This sounds like a lofty ambition, but as teachers in my school redesigned their lesson plans, and I observed students engaged in deeper thinking, I quickly discovered how the Cultures of Thinking (CoT) could easily be intertwined into my interactions with students as a school social worker too.
That’s why this blog was created. With a slight shift in your thinking, (and the lesson ideas from future blog posts) you can help your students make their thinking visible.
Through this series of blog posts you will discover specific Thinking Routines that easily mesh with the lessons and activities you’ve already created in addition to understanding the core principles of Cultures of Thinking. (Editor’s Note: Cultures of Thinking is a still-emerging theoretical framework, mostly supported by intensive and small-scale qualitative research e.g. focus groups, whole-school case studies. For more information on the evidence base for CoT, click here for their site at the Harvard School of Education.)
What is Cultures of Thinking?
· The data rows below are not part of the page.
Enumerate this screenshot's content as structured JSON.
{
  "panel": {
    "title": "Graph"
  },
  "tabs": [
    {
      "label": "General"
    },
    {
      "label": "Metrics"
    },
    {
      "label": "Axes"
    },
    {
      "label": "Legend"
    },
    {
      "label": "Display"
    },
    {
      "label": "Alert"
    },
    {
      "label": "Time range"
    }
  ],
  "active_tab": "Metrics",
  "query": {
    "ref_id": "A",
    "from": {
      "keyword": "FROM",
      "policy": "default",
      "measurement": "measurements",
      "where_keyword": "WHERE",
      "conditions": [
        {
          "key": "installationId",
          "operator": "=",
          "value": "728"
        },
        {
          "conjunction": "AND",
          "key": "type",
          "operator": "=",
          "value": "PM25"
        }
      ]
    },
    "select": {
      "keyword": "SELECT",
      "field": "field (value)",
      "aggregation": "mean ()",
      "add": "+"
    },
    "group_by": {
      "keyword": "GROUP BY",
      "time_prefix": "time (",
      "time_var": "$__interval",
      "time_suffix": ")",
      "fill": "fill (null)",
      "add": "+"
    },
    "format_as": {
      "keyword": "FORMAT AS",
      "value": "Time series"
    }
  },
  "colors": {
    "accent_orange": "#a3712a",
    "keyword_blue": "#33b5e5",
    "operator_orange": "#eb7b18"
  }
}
A school actively engaged in Cultures of Thinking creates an environment where thinking is valued and actively encouraged. Teachers design lesson plans with the intention of students being able to express their thoughts (verbally or nonverbally), respectfully challenge each other’s beliefs, and justify their thinking.
I quickly saw many of these lesson themes through the lens of a social worker.
- Increasing perspective taking
- Understanding new concepts to a greater depth
- Becoming aware of our own beliefs
- Evaluating ideas
- Becoming more creative in expressing thoughts
I knew that with small changes in my social work lessons, I could create my very own cultures of thinking with my students enabling them to gain more insight, knowledge, and understanding from our discussions and activities.
Was I formally trained in CoT at that moment? No. Was I intrigued? Yes! I had nothing to lose. Everything from my social work training and daily experience told me that CoT and school social work could easily weave together.
The 8 Cultural Forces
Dr. Ritchhart’s research discovered 8 Cultural Forces (Modeling, Opportunities, Routine, Expectations, Language, Interactions, Time & Environment) that define our classrooms (social work offices). By focusing on these forces he states that we can reshape our learning environment.
As social workers, we are already well aware of the impact these forces have on our interactions with students.
Through our training, we create nonthreatening environments in our offices that encourage students to let down their defenses and build a level of trust.
Our open-ended language is designed to establish opportunities for active listening and sharing of thoughts.
We know that time is essential and relationships are not built in one 20-minute session.
And finally, our moments with students lend themselves to experience the cultural forces of modeling the language of thinking & wondering, setting expectations, providing opportunities for students to share their thoughts with us, and creating an environment for positive interactions with others.
That’s seven out of the eight cultural forces that instinctively are part of our school social work practices. We are on our way to creating a Cultures of Thinking environment without even knowing it!
Using Thinking Routines with students
Finally, the 8th cultural force is routine. This is where the magic happens. Through Thinking Routines we can scaffold, support, and direct students’ thinking. These specific routines give us a framework to guide students to a deeper understanding of the subject we are discussing and a greater ability to be able to express themselves.
Some examples for when to use Thinking Routines include;
- When talking with a student who is struggling with the transition to middle school.
- For a small group evaluating how to work as a team.
- Or as a whole group lesson in a classroom discussing feelings, or bullying, or gender bias.
Thinking routines are tools to promote thinking. Just like any tool, you need to choose the right one for the job. There is a structure to each routine and the steps of the routines act as natural scaffolds that lead students’ thinking to higher levels. Finally, routines create patterns of behavior. When I use specific routines with my students on a regular basis, they know what to anticipate and look forward to sharing their thoughts.
Interest piqued? Are you ready to Step Inside a Cultures of Thinking routine? In the next blog entry you will discover ways to help your students increase their perspective taking with the Thinking Routine called Step Inside.